With all the talk today of 5G transforming countless industries, healthcare in particular could stand to benefit the most. One Chinese hospital hopes to use 5G to enable real-time remote surgeries and consultations in the future, says Dr Koh Hautek, the Chief Medical Officer (Dy) of Jiahui Health group in Shanghai. The group operates a 500-bed international hospital and medical centres across the city.
“With 5G coming in – and China is at the leading edge in 5G – there have been operations already done between Beijing and Hainan Island 3,000 kilometres away, in real time, in the public hospitals of China,” he tells Hospital Insights Asia on the sidelines of the recent Hospital Management Asia 2019 conference in Hanoi, Vietnam.
Certain public hospitals in China have been able to use advanced technology faster than their private sector counterparts. But Koh notes that the private players are fast catching up, bridging the gap for patients whose “paying power is a little bit higher” and are willing to pay more for high quality services and care.
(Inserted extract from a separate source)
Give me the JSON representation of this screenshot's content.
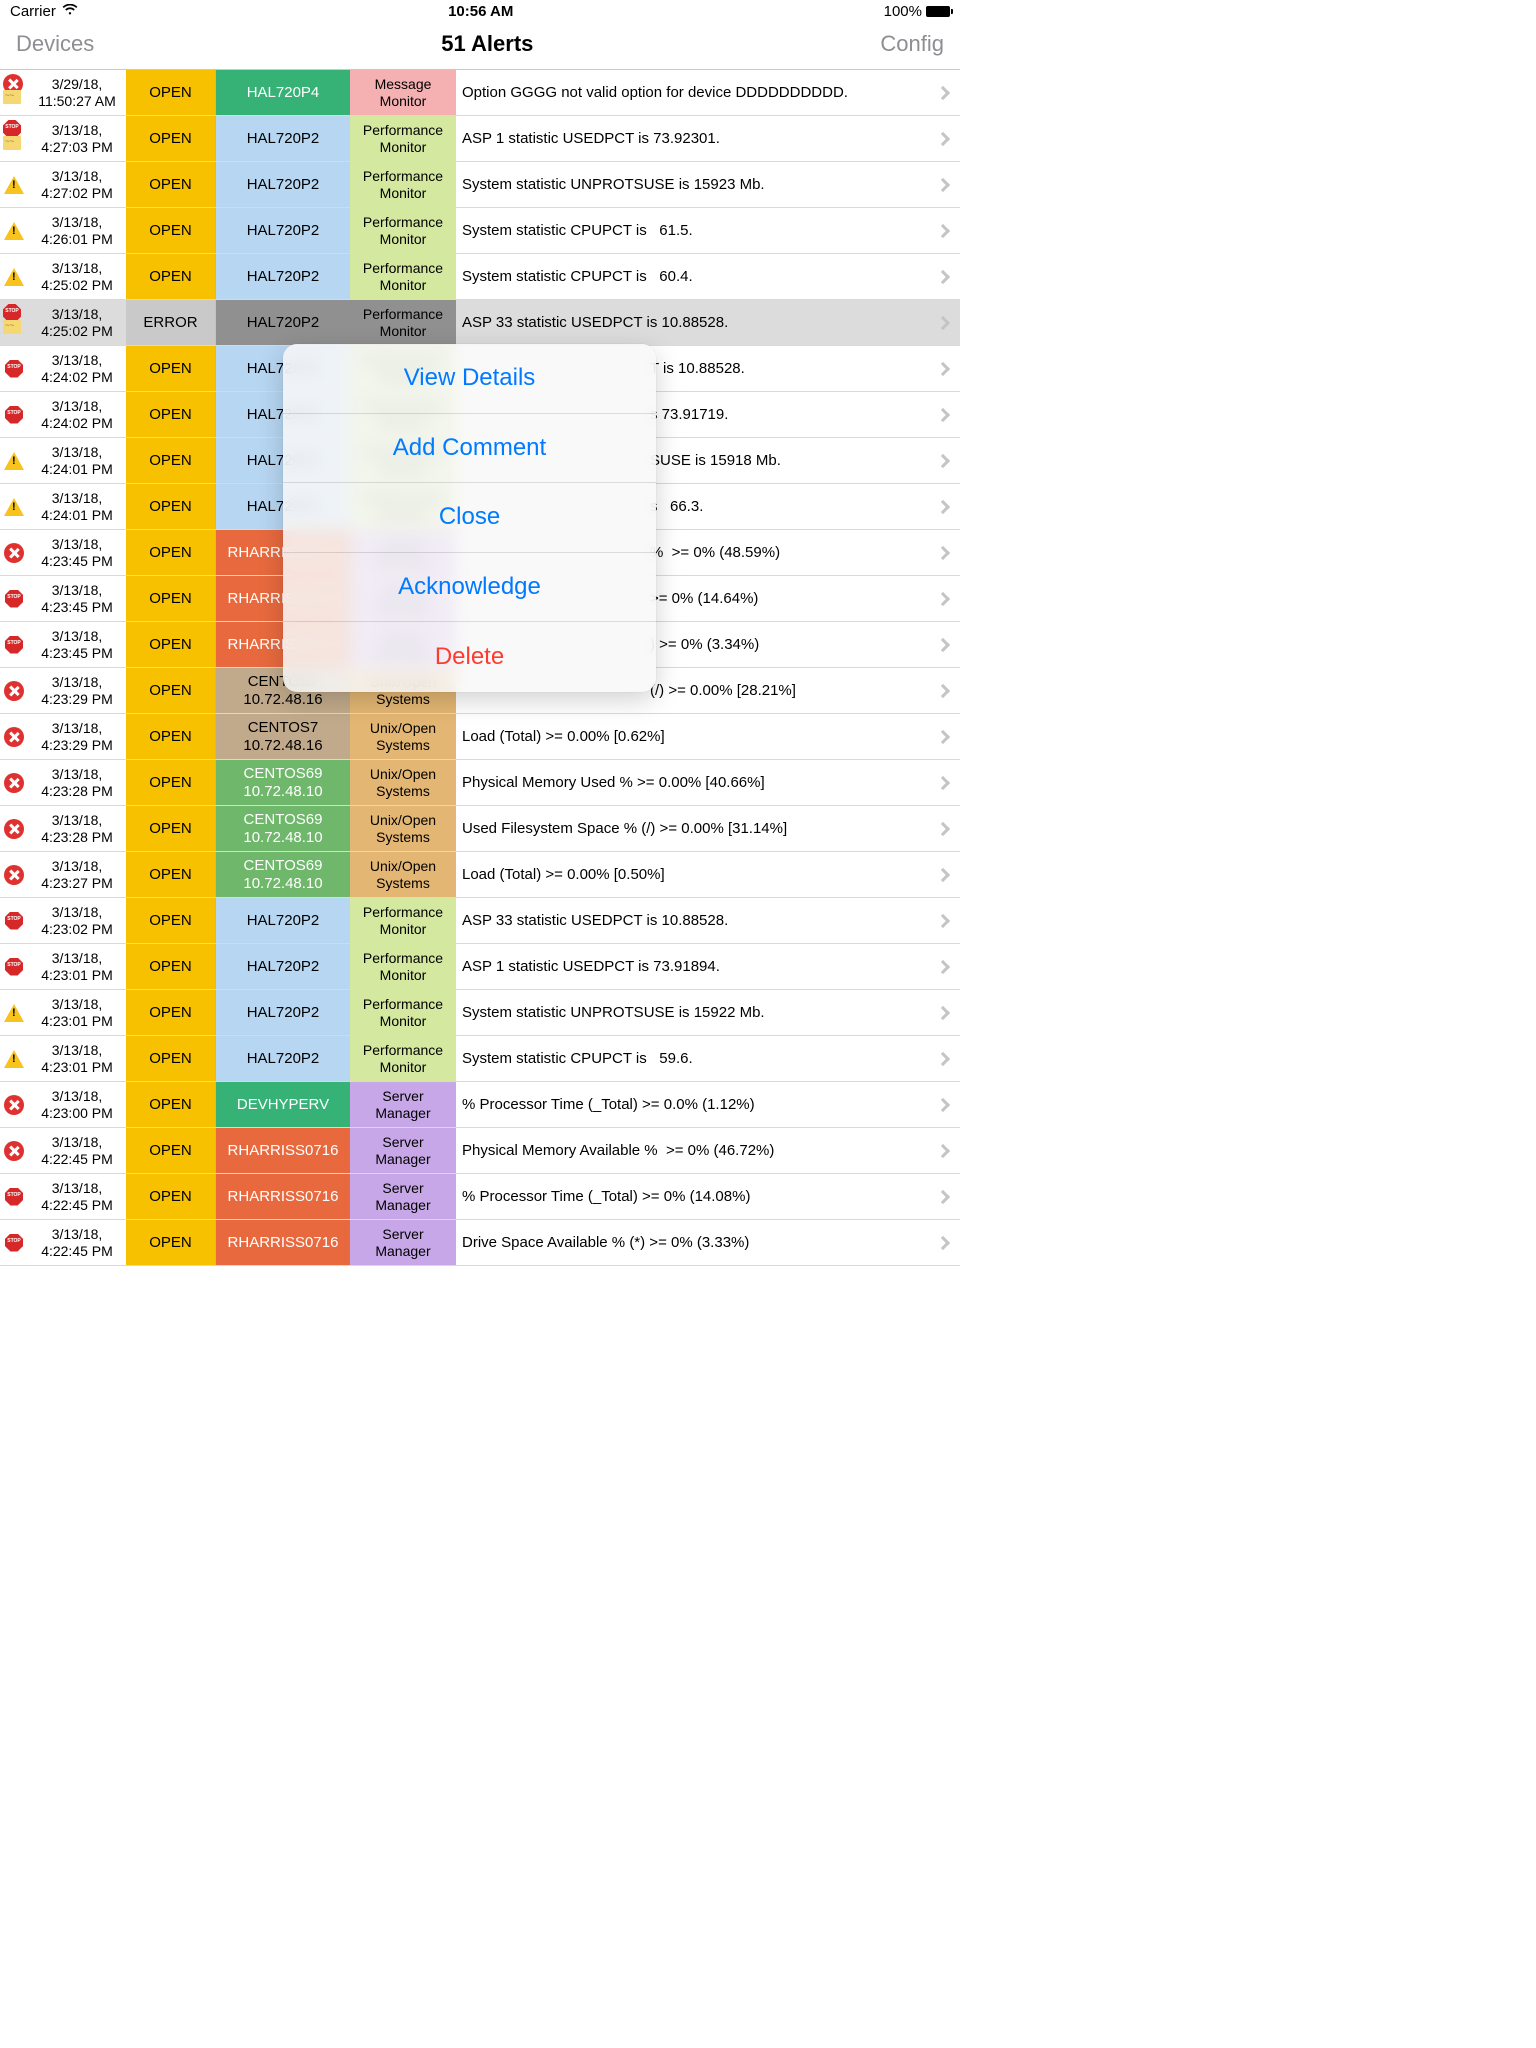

“I do not see why, in the private sector, we cannot do that as well,” he notes, referring to 5G-enabled remote surgeries. “We can be operating on a patient somewhere in the inland part of China or outside of China even, operating from Jiahui Hospital.”
Real-time, live surgery across borders, across physical distances, is something that we are looking at.
What’s more, the hospital has built a teleconsultations network, and logistics supply chains to support it. Jiahui has focused on building last-mile delivery systems that enable seamless teleconsultation, says Koh: “Being able to deliver the medication for example, or equipment or devices that the patients need to offices or homes very easily.”
GovInsider recently reported that hospitals across China are trialing remote diagnosis and surgery to increase access to healthcare to rural areas. For instance, doctors in the Third People’s Hospital of Chengdu, a public hospital, are currently using remote ultrasound to diagnose patients living outside of the city, in real time.
According to the hospital’s Assistant Head Doctor, ultrasound enabled by 5G technology is allowing doctors to quickly check on patients across distances. “There is no lag time at all in the discussion between doctors,” Zhou Yang was quoted as saying.
Besides the technology aspect, the Chinese government is undertaking a massive healthcare reform. It has doubled the amount of healthcare spend on public hospitals to $38 billion this year, as part of efforts to offer affordable and high-quality healthcare services to a fast-growing middle class, Bloomberg recently reported. It is also easing its drug approval process, and leaning on global pharmaceutical companies to lower drug prices.
Jiahui’s Koh notes that Chinese cities such as Shanghai are “potentially huge” markets which hold “a lot of promise” for private healthcare providers keen to expand and develop their services further. “Shanghai alone has 24 million people. And that’s one of the largest, if not the largest, global city around the world,” Koh says. “So that itself, with a willingness to pay for a higher level of healthcare, that is above what they can get in public hospitals.”